*Supplied records*

* * * *

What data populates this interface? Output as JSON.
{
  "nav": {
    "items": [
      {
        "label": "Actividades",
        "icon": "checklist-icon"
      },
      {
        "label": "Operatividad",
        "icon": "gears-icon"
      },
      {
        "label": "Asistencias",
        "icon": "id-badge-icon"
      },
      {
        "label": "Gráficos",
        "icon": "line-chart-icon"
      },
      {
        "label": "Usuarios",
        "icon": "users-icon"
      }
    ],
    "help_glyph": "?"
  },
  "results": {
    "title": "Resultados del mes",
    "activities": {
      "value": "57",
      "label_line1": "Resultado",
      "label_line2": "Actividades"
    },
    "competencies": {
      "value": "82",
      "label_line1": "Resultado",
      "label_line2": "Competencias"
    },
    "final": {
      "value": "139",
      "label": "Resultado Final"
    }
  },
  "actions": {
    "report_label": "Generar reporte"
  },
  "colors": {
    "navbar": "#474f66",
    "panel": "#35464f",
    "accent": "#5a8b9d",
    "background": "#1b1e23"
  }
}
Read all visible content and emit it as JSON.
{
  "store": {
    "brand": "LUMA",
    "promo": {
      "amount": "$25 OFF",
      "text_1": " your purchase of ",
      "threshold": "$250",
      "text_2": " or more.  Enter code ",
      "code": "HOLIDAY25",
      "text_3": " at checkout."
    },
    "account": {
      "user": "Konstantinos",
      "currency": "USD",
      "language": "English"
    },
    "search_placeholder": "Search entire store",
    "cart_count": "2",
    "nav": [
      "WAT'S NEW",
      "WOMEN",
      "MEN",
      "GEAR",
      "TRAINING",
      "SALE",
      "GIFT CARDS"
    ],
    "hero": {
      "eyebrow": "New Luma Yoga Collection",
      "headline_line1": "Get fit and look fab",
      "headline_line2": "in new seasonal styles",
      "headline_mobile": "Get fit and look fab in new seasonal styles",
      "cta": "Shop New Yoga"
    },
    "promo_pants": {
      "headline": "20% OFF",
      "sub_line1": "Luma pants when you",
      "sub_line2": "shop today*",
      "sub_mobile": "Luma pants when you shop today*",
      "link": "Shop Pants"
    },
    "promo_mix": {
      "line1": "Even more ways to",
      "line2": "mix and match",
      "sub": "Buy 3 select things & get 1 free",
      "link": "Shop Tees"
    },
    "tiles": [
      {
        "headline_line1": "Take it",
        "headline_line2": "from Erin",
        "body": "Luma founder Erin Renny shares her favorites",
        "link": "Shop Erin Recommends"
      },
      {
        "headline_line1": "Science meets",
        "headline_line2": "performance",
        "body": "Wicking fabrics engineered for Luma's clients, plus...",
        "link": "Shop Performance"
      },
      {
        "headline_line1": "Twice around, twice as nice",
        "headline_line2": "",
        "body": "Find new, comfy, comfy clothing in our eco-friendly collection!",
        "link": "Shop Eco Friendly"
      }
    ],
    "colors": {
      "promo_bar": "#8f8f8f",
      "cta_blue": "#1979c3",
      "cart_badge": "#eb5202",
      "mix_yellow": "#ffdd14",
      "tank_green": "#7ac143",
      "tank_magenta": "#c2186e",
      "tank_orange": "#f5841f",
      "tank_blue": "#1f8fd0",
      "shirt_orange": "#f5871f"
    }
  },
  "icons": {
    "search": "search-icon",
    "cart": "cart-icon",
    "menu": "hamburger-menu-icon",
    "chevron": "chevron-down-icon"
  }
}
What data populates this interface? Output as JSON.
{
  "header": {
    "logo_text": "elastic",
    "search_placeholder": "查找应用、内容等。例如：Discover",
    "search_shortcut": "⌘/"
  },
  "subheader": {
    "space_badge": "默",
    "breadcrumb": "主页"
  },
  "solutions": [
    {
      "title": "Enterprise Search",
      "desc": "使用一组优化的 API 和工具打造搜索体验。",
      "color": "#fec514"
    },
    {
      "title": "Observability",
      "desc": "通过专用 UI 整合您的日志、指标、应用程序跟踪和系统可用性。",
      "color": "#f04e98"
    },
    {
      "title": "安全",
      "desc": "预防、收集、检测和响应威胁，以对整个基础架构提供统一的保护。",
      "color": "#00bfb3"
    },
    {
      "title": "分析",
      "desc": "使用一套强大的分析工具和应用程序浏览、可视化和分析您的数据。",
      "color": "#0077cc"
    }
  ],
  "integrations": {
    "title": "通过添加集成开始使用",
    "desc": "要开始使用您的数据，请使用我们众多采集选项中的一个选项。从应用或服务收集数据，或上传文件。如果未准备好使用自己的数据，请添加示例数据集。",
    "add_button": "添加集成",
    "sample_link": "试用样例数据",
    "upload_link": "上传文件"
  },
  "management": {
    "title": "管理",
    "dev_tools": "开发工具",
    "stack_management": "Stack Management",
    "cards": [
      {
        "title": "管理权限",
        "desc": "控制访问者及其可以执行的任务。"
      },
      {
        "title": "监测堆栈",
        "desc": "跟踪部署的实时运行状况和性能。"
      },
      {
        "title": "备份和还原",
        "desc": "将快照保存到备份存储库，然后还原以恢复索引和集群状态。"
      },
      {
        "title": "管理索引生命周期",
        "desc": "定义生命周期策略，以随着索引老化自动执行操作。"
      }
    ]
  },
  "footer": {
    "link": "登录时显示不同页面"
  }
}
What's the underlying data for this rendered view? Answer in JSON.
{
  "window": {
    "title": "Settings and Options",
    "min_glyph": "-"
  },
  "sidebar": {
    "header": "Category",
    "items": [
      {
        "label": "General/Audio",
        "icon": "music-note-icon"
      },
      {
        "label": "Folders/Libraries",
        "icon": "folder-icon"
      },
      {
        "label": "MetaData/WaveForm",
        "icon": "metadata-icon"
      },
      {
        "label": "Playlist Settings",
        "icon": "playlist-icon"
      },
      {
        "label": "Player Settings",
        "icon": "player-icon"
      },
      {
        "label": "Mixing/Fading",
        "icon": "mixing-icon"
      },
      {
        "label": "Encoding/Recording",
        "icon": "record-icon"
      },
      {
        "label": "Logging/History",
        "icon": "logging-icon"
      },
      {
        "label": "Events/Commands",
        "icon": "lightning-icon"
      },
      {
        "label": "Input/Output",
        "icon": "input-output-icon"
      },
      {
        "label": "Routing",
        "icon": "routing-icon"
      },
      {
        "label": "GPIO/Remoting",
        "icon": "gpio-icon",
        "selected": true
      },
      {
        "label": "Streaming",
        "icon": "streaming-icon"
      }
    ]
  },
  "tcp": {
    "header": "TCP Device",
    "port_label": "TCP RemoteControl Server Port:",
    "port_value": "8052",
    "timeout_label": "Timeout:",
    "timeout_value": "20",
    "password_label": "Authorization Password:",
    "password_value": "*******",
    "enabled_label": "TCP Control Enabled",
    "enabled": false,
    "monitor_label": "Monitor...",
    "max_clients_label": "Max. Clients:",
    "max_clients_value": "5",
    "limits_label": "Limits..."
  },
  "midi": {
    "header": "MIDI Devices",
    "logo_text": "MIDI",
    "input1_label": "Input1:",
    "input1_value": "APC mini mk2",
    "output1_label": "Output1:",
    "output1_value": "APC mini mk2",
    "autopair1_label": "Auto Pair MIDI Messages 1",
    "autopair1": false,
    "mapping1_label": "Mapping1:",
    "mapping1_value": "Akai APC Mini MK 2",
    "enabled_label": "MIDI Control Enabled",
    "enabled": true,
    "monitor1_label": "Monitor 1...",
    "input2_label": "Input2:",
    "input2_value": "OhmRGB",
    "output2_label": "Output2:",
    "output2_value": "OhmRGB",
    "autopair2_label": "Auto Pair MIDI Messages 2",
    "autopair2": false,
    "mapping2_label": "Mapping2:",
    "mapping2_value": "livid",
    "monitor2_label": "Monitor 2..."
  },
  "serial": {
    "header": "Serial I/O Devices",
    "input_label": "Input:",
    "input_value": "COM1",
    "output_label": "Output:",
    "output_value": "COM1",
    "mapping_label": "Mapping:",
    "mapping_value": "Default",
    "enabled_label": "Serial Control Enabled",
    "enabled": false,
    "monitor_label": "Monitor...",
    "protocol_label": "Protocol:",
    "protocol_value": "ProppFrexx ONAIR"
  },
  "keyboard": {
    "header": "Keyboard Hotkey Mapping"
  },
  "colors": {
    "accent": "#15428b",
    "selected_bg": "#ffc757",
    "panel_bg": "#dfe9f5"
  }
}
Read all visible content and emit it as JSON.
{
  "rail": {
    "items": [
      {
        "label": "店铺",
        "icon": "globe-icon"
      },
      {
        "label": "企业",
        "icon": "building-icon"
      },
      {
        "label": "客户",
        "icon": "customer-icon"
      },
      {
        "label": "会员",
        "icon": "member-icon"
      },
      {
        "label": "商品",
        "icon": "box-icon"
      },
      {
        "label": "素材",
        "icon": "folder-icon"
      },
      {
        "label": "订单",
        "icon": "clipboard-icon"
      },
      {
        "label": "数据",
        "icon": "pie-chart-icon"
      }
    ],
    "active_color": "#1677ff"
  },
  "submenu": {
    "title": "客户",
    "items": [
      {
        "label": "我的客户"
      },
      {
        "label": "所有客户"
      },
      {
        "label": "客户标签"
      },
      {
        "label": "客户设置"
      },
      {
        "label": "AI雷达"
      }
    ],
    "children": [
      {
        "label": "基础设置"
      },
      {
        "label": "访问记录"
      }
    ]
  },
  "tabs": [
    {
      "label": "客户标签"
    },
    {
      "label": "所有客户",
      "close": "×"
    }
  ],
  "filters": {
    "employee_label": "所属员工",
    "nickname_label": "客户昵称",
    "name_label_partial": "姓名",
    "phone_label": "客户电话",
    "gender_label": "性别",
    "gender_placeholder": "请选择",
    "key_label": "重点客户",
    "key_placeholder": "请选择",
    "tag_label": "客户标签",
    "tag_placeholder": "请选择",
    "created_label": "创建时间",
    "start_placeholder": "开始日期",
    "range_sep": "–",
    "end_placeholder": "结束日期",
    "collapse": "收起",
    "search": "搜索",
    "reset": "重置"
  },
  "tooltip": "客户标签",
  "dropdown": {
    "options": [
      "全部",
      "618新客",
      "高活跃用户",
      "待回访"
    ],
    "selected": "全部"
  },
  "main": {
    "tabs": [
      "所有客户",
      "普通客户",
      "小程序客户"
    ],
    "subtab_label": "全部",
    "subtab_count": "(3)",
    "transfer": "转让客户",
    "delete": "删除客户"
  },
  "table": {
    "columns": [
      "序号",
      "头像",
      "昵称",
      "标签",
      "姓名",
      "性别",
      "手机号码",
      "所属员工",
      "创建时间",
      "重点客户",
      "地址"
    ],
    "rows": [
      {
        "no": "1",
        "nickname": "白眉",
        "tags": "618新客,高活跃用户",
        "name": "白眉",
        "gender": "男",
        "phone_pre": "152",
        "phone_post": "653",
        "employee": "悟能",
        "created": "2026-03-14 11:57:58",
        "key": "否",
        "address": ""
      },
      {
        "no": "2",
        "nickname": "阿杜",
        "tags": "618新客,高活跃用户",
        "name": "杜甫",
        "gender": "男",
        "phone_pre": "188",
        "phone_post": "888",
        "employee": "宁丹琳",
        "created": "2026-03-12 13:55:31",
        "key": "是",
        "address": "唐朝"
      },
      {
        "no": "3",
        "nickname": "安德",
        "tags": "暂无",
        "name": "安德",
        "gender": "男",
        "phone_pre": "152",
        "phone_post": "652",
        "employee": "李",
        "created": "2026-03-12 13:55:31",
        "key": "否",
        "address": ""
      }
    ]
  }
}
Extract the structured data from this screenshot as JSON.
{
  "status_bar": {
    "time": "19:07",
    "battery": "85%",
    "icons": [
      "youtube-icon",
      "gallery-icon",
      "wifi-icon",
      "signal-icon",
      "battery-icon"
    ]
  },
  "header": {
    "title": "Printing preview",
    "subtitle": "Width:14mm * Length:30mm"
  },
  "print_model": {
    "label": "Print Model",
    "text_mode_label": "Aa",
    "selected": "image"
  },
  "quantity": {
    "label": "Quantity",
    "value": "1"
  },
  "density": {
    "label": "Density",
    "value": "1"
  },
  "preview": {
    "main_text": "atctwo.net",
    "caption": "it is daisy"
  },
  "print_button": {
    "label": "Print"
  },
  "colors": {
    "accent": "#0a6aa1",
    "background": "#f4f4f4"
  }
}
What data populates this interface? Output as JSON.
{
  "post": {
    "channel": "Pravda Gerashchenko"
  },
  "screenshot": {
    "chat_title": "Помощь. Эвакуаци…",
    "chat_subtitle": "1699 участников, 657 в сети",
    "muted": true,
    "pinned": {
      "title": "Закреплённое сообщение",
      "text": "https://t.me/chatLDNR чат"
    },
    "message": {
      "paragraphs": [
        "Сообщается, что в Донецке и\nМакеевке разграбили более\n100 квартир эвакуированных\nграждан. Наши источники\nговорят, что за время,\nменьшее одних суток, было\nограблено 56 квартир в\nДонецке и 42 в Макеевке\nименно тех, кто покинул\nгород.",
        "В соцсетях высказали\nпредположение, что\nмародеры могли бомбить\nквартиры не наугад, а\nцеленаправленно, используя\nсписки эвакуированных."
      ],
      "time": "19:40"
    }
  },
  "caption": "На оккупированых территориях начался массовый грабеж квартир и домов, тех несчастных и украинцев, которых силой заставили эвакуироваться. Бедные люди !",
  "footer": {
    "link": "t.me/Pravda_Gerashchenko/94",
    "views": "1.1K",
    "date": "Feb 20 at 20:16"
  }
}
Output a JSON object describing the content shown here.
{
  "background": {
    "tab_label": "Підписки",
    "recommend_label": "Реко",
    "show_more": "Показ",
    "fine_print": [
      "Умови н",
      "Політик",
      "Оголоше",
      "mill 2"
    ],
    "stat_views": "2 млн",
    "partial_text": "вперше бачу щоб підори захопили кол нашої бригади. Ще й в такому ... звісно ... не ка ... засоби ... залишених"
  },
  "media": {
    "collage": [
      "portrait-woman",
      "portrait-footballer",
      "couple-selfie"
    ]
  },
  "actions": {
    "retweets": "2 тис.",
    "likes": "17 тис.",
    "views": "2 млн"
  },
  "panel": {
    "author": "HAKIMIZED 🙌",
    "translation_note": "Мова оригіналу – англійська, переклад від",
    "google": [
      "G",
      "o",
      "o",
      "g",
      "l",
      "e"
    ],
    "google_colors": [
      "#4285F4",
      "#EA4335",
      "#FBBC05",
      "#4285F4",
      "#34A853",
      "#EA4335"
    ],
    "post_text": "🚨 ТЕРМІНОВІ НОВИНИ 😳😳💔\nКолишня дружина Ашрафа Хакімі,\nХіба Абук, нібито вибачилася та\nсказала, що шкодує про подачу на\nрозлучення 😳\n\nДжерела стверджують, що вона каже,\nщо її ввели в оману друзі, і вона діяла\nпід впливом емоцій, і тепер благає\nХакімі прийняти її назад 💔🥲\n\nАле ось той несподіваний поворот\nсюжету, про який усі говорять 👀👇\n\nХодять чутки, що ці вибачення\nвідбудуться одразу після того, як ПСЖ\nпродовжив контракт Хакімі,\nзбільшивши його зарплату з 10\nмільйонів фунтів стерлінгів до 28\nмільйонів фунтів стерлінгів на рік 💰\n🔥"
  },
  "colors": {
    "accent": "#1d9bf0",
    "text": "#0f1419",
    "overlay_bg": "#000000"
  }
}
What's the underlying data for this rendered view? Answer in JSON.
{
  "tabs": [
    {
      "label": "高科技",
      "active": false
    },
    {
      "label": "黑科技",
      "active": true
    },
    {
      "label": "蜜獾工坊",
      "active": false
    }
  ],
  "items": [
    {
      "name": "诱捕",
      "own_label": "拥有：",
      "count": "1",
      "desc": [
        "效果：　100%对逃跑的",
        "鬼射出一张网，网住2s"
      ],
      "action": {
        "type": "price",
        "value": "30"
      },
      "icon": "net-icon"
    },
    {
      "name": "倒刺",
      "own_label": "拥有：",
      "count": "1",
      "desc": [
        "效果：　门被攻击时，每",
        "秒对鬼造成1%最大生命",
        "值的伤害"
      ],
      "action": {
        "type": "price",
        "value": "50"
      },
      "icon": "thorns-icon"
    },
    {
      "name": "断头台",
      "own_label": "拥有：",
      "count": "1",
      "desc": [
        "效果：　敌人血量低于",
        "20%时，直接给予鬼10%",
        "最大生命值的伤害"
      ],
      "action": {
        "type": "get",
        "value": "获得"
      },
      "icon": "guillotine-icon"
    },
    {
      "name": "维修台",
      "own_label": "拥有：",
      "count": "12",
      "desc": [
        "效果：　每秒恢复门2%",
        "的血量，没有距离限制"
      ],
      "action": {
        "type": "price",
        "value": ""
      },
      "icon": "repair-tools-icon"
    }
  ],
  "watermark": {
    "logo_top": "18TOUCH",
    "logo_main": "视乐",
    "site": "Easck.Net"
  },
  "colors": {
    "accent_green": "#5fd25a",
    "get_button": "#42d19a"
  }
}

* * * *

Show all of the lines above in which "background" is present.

*Completed exercise*
    "background": "#1b1e23"
    "background": "#f4f4f4"
  "background": {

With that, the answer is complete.